I walked for about three miles, caught dozens of Pokemon, took over two gyms and then decided it was time to see Once Upon a Deadpool. I will admit I wasn’t entirely sure what it was before going into it. But Aquaman wasn’t playing at a time that worked for me and the other movies either didn’t appeal to me, I didn’t need to spend the money to see them on the big screen, or they were ones I wanted to see with my wife.

Movie theater marker for Once Upon A Deadpool at 2pm.
PG-13 Deadpool is still Deadpool.

So Deadpool it was. As it turns out, a PG-13 re-cut of Deadpool 2 can still be a lot of fun. I had just watched Deadpool 2 earlier this week so it was fresh in my mind. The Fred Savage parts were fantastic. Especially the scene where Savage wants to f***t Matt Damon. There were a couple of things cut out like the naked butt of Juggernaut and a comment about the softest mouth in the Ice Box. But overall, it was still a fun movie.

There was a short tribute to Stan Lee at the end of the film after the credits rolled. I don’t have a deep comic connection but I couldn’t help marvel (ha!) at the man who had created so many characters and brought so much joy to millions of people.

I have done movie double-headers before in a theater. I’ve watched three movies in a single day before. But never have I seen three movies in a theater on the same day. Until today.

As I was leaving Deadpool, I got a text saying we (the family) were going to see The Grinch that evening.

Movie marquee featuring Mary Poppins Retuns (missing the R in returns) and The Grinch.
I took this picture without realizing it said Mary Popping Retuns until the next morning.

I was impressed with The Grinch. Having seen the 1966 original countless times growing up and the 2000 Jim Carrey version a few times, I didn’t think there was much new ground to cover with the grumpy green monster.

I was wrong.

The Grinch’s personality grew three sizes this day. He has motivation and a backstory. There’s a reason he hates Christmas (and maybe it’s not Christmas at all.) He’s much more developed than I remember in either previous iteration. I feel sorry for the poor guy. With only his little dog for company.

It wasn’t just the Grinch who has a developed personality. Cindy Lou Who is worried about her single mother trying to get by. Her mother is single and that’s a major plot point. There’s a Who of Color played by Kenan Thompson. Pharrell Williams’ narration sounds just like Al Letson from Reveal. I thought any minute now we were going to go behind the scenes of scandals in Whoville.

The gadgets and whatsits were high points for me. The various inventions the Grinch comes up with to aid in his theft of Christmas is a delight.
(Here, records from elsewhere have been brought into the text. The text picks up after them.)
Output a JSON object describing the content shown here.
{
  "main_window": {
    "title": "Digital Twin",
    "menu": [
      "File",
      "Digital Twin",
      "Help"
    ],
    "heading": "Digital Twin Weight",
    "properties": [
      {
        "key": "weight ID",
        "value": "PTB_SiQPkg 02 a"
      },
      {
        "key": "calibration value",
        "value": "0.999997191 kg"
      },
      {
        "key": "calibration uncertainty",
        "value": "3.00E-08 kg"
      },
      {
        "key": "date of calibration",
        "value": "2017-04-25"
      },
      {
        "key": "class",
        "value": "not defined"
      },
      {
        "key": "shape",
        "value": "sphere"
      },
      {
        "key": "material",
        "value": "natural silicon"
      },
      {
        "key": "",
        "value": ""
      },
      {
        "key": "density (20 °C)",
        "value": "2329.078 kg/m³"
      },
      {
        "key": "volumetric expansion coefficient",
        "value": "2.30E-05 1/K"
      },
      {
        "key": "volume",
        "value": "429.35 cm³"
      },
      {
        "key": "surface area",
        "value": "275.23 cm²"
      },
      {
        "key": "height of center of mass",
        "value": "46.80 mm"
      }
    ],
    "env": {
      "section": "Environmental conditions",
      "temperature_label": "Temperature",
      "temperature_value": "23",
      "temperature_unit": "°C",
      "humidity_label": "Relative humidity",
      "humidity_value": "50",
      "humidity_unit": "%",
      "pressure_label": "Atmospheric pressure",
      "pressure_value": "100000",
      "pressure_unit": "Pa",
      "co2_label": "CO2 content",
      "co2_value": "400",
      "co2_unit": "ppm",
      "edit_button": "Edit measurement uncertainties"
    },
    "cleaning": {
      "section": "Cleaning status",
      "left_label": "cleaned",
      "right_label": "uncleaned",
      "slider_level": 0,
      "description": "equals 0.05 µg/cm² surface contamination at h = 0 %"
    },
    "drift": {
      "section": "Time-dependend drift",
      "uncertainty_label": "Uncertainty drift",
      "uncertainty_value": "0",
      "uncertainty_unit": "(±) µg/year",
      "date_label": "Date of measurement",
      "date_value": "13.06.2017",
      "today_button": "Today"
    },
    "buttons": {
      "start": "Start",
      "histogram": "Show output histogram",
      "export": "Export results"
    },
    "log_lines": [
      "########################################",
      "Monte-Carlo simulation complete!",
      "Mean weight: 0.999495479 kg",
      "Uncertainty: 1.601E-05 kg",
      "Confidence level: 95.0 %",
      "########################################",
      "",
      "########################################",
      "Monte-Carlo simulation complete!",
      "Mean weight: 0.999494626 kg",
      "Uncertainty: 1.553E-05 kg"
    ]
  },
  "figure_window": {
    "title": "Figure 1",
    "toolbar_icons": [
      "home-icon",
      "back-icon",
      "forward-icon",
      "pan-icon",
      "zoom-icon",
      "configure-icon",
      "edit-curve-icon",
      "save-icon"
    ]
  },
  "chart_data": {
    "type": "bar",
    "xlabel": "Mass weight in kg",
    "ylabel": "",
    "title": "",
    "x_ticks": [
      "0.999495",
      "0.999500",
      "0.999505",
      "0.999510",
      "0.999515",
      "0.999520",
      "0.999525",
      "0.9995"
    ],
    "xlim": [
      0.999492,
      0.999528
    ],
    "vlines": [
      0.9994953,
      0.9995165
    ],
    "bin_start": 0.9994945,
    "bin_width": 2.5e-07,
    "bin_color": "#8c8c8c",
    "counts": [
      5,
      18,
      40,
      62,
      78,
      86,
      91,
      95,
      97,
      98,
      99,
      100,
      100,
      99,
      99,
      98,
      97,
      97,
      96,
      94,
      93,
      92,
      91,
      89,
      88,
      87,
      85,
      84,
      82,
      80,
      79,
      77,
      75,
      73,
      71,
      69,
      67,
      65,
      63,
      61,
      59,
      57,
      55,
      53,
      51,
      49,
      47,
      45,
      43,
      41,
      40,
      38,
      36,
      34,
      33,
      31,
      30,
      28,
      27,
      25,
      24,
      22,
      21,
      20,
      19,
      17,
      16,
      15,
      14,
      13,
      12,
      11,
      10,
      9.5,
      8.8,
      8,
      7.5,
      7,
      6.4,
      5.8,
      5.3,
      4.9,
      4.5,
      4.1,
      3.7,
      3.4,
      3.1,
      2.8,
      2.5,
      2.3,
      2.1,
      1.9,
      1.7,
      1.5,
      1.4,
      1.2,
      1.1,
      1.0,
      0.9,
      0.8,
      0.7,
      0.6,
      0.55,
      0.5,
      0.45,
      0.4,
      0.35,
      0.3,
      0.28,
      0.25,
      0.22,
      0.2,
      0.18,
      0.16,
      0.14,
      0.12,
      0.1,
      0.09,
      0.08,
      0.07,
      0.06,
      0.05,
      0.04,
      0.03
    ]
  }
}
Many of them made me laugh out loud, though the extendable sleigh to reach between houses was my favorite.

I haven’t seen either other Grinch movie recently, but I put this one up at the top of Grinch list. It capped off a wonderful Christmas Eve at the movies.

I rated all three films at Letterboxd. where I put everything I’ve seen this year including 70 I saw using Moviepass.